Anyway, all this progressiveness would seem, on the surface at least, to contradict the popular image of the Girls as a commercial steamroller. While the AG books can be procured inexpensively in any bookstore, the dolls themselves go for $90 a pop. The American Girl Place stores are wonderlands of cash-sucking extravagance Á¢€” theme parks where the rides have been removed, leaving only the gift shops. A lucky girl can sit down to a formal tea with her dolls (and with her friends and their dolls); she can buy outfits, including dolly-and-me matched sets, as well as accessories ranging from furniture to pets; she can get a broken arm or chipped nose repaired at the Doll Hospital; she can even send Felicity or Julie to the Doll Hair Salon for a new Á¢€â„¢do, or at least for an untangling, and then get a keepsake of the experience at the Photo Studio.
All in all, it sounds like an experience tailor-made for the daughters of conservative robber barons, like the Cheneys (Dick created a ruckus when he walked into the Chicago store a couple years back). But wait! There are only three full-fledged American Girl Place stores: in the Windy City along the Magnificent Mile, in Manhattan on Fifth Avenue, and in L.A. down the street from Bill MaherÁ¢€â„¢s studio. The moms and dads sliding their credit cards through the magnetic doohickeys in those stores, and making reservations months in advance for birthday tea parties that can cost upwards of 10 grand, are the East Coast, West Coast and Gold Coast latte liberals that Rush, Bill-o and Ann Coulter keep warning us about!
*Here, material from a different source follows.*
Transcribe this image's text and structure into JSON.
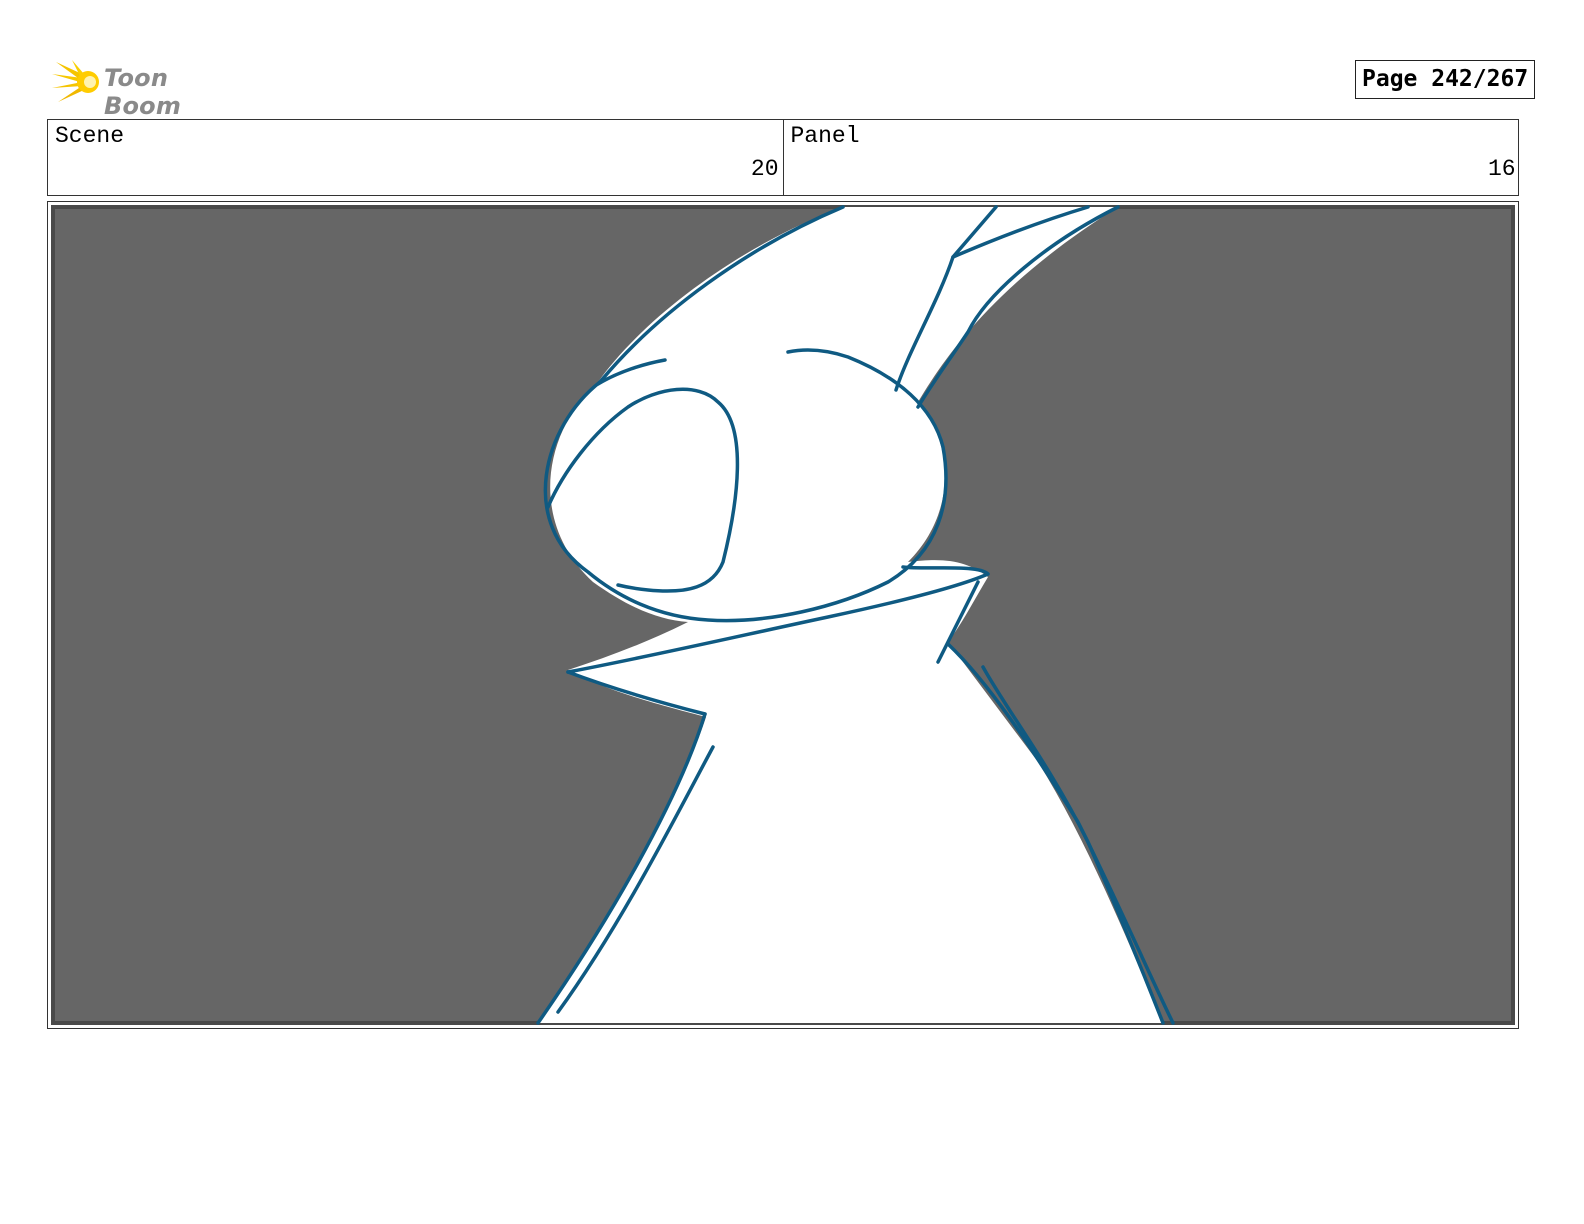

And itÁ¢€â„¢s the kids of those same moms and dads Á¢€” the ones who can afford politically correct $90 dolls and the overpriced clothes, furniture and toy ponies that go with them Á¢€” for whom the American GirlsÁ¢€â„¢ stories are written, and to whom Kit Kittredge is targeted. Mattel is indoctrinating a new generation of feminazis, and folks like me (and, particularly, my wife) are willing to pay through the nose to make sure our daughters get all the propaganda they can beg for. “C’mon, Jon, it’s not like we can’t afford it,” my wife said when I initially opposed introducing Catie to the Girls (skinflint that I am).
I used to find the phrase Á¢€Å“liberal elitesÁ¢€ absurd: How can a person, no matter how large or small his personal fortune, be considered an Á¢€Å“elitistÁ¢€ if he favors government policies that predominantly benefit the neediest members of our society, even if those policies require higher taxes for himself? Well, sitting there watching Kit Kittredge, I finally put it all together. If I can advocate the redistribution of wealth away from my own family, while still ponying up for three (so far) glassy-eyed, $90 corporate dolls whose hairdos cost more to maintain than my own, then gosh-darnit, I guess IÁ¢€â„¢m a liberal elitist.
I suppose thatÁ¢€â„¢s not such a bad thing, as long as my daughterÁ¢€â„¢s values end up reflecting those expressed in the stories behind those corporate dolls. As for my friend Robert, when his son celebrated his first birthday I went online and ordered him up Á¢€¦ a plain, cloth Shaker doll. Even that costs about 40 bucks these days, when you factor in the shipping. I hope the kidÁ¢€â„¢s got a good imagination.